-- What to produce --
Could you give the records below again exactly, without the pictures?

● ● ●

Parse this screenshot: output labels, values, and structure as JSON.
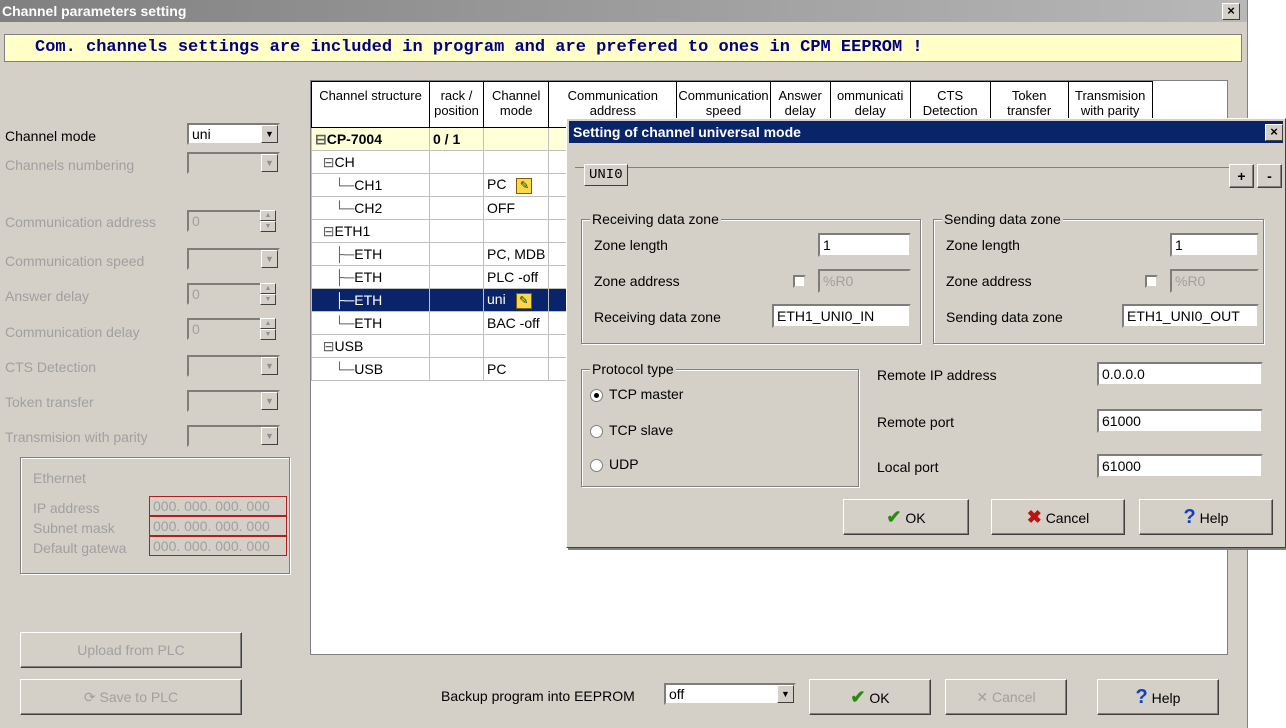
{
  "window": {
    "title": "Channel parameters setting",
    "close": "×"
  },
  "banner": "Com. channels settings are included in program and are prefered to ones in CPM EEPROM !",
  "left": {
    "channel_mode": {
      "label": "Channel mode",
      "value": "uni"
    },
    "channels_numbering": {
      "label": "Channels numbering",
      "value": ""
    },
    "comm_address": {
      "label": "Communication address",
      "value": "0"
    },
    "comm_speed": {
      "label": "Communication speed",
      "value": ""
    },
    "answer_delay": {
      "label": "Answer delay",
      "value": "0"
    },
    "comm_delay": {
      "label": "Communication delay",
      "value": "0"
    },
    "cts": {
      "label": "CTS Detection",
      "value": ""
    },
    "token": {
      "label": "Token transfer",
      "value": ""
    },
    "parity": {
      "label": "Transmision with parity",
      "value": ""
    },
    "ethernet": {
      "title": "Ethernet",
      "ip_label": "IP address",
      "ip": "000. 000. 000. 000",
      "mask_label": "Subnet mask",
      "mask": "000. 000. 000. 000",
      "gw_label": "Default gatewa",
      "gw": "000. 000. 000. 000"
    },
    "upload": "Upload from PLC",
    "save": "Save to PLC"
  },
  "grid": {
    "headers": [
      "Channel structure",
      "rack / position",
      "Channel mode",
      "Communication address",
      "Communication speed",
      "Answer delay",
      "ommunicati delay",
      "CTS Detection",
      "Token transfer",
      "Transmision with parity"
    ],
    "rows": [
      {
        "indent": "⊟",
        "name": "CP-7004",
        "pos": "0 / 1",
        "mode": ""
      },
      {
        "indent": "  ⊟",
        "name": "CH",
        "pos": "",
        "mode": ""
      },
      {
        "indent": "     └─",
        "name": "CH1",
        "pos": "",
        "mode": "PC"
      },
      {
        "indent": "     └─",
        "name": "CH2",
        "pos": "",
        "mode": "OFF"
      },
      {
        "indent": "  ⊟",
        "name": "ETH1",
        "pos": "",
        "mode": ""
      },
      {
        "indent": "     ├─",
        "name": "ETH",
        "pos": "",
        "mode": "PC, MDB"
      },
      {
        "indent": "     ├─",
        "name": "ETH",
        "pos": "",
        "mode": "PLC -off"
      },
      {
        "indent": "     ├─",
        "name": "ETH",
        "pos": "",
        "mode": "uni"
      },
      {
        "indent": "     └─",
        "name": "ETH",
        "pos": "",
        "mode": "BAC -off"
      },
      {
        "indent": "  ⊟",
        "name": "USB",
        "pos": "",
        "mode": ""
      },
      {
        "indent": "     └─",
        "name": "USB",
        "pos": "",
        "mode": "PC"
      }
    ]
  },
  "bottom": {
    "backup_label": "Backup program into EEPROM",
    "backup_value": "off",
    "ok": "OK",
    "cancel": "Cancel",
    "help": "Help"
  },
  "dialog": {
    "title": "Setting of channel universal mode",
    "tab": "UNI0",
    "plus": "+",
    "minus": "-",
    "receiving": {
      "title": "Receiving data zone",
      "len_label": "Zone length",
      "len": "1",
      "addr_label": "Zone address",
      "addr": "%R0",
      "zone_label": "Receiving data zone",
      "zone": "ETH1_UNI0_IN"
    },
    "sending": {
      "title": "Sending data zone",
      "len_label": "Zone length",
      "len": "1",
      "addr_label": "Zone address",
      "addr": "%R0",
      "zone_label": "Sending data zone",
      "zone": "ETH1_UNI0_OUT"
    },
    "protocol": {
      "title": "Protocol type",
      "options": [
        "TCP master",
        "TCP slave",
        "UDP"
      ],
      "selected": "TCP master"
    },
    "remote_ip_label": "Remote IP address",
    "remote_ip": "0.0.0.0",
    "remote_port_label": "Remote port",
    "remote_port": "61000",
    "local_port_label": "Local port",
    "local_port": "61000",
    "ok": "OK",
    "cancel": "Cancel",
    "help": "Help"
  }
}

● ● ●

-- Solution for this exercise --
Parse this screenshot: output labels, values, and structure as JSON.
{
  "window": {
    "title": "Channel parameters setting",
    "close": "×"
  },
  "banner": "Com. channels settings are included in program and are prefered to ones in CPM EEPROM !",
  "left": {
    "channel_mode": {
      "label": "Channel mode",
      "value": "uni"
    },
    "channels_numbering": {
      "label": "Channels numbering",
      "value": ""
    },
    "comm_address": {
      "label": "Communication address",
      "value": "0"
    },
    "comm_speed": {
      "label": "Communication speed",
      "value": ""
    },
    "answer_delay": {
      "label": "Answer delay",
      "value": "0"
    },
    "comm_delay": {
      "label": "Communication delay",
      "value": "0"
    },
    "cts": {
      "label": "CTS Detection",
      "value": ""
    },
    "token": {
      "label": "Token transfer",
      "value": ""
    },
    "parity": {
      "label": "Transmision with parity",
      "value": ""
    },
    "ethernet": {
      "title": "Ethernet",
      "ip_label": "IP address",
      "ip": "000. 000. 000. 000",
      "mask_label": "Subnet mask",
      "mask": "000. 000. 000. 000",
      "gw_label": "Default gatewa",
      "gw": "000. 000. 000. 000"
    },
    "upload": "Upload from PLC",
    "save": "Save to PLC"
  },
  "grid": {
    "headers": [
      "Channel structure",
      "rack / position",
      "Channel mode",
      "Communication address",
      "Communication speed",
      "Answer delay",
      "ommunicati delay",
      "CTS Detection",
      "Token transfer",
      "Transmision with parity"
    ],
    "rows": [
      {
        "indent": "⊟",
        "name": "CP-7004",
        "pos": "0 / 1",
        "mode": ""
      },
      {
        "indent": "  ⊟",
        "name": "CH",
        "pos": "",
        "mode": ""
      },
      {
        "indent": "     └─",
        "name": "CH1",
        "pos": "",
        "mode": "PC"
      },
      {
        "indent": "     └─",
        "name": "CH2",
        "pos": "",
        "mode": "OFF"
      },
      {
        "indent": "  ⊟",
        "name": "ETH1",
        "pos": "",
        "mode": ""
      },
      {
        "indent": "     ├─",
        "name": "ETH",
        "pos": "",
        "mode": "PC, MDB"
      },
      {
        "indent": "     ├─",
        "name": "ETH",
        "pos": "",
        "mode": "PLC -off"
      },
      {
        "indent": "     ├─",
        "name": "ETH",
        "pos": "",
        "mode": "uni"
      },
      {
        "indent": "     └─",
        "name": "ETH",
        "pos": "",
        "mode": "BAC -off"
      },
      {
        "indent": "  ⊟",
        "name": "USB",
        "pos": "",
        "mode": ""
      },
      {
        "indent": "     └─",
        "name": "USB",
        "pos": "",
        "mode": "PC"
      }
    ]
  },
  "bottom": {
    "backup_label": "Backup program into EEPROM",
    "backup_value": "off",
    "ok": "OK",
    "cancel": "Cancel",
    "help": "Help"
  },
  "dialog": {
    "title": "Setting of channel universal mode",
    "tab": "UNI0",
    "plus": "+",
    "minus": "-",
    "receiving": {
      "title": "Receiving data zone",
      "len_label": "Zone length",
      "len": "1",
      "addr_label": "Zone address",
      "addr": "%R0",
      "zone_label": "Receiving data zone",
      "zone": "ETH1_UNI0_IN"
    },
    "sending": {
      "title": "Sending data zone",
      "len_label": "Zone length",
      "len": "1",
      "addr_label": "Zone address",
      "addr": "%R0",
      "zone_label": "Sending data zone",
      "zone": "ETH1_UNI0_OUT"
    },
    "protocol": {
      "title": "Protocol type",
      "options": [
        "TCP master",
        "TCP slave",
        "UDP"
      ],
      "selected": "TCP master"
    },
    "remote_ip_label": "Remote IP address",
    "remote_ip": "0.0.0.0",
    "remote_port_label": "Remote port",
    "remote_port": "61000",
    "local_port_label": "Local port",
    "local_port": "61000",
    "ok": "OK",
    "cancel": "Cancel",
    "help": "Help"
  }
}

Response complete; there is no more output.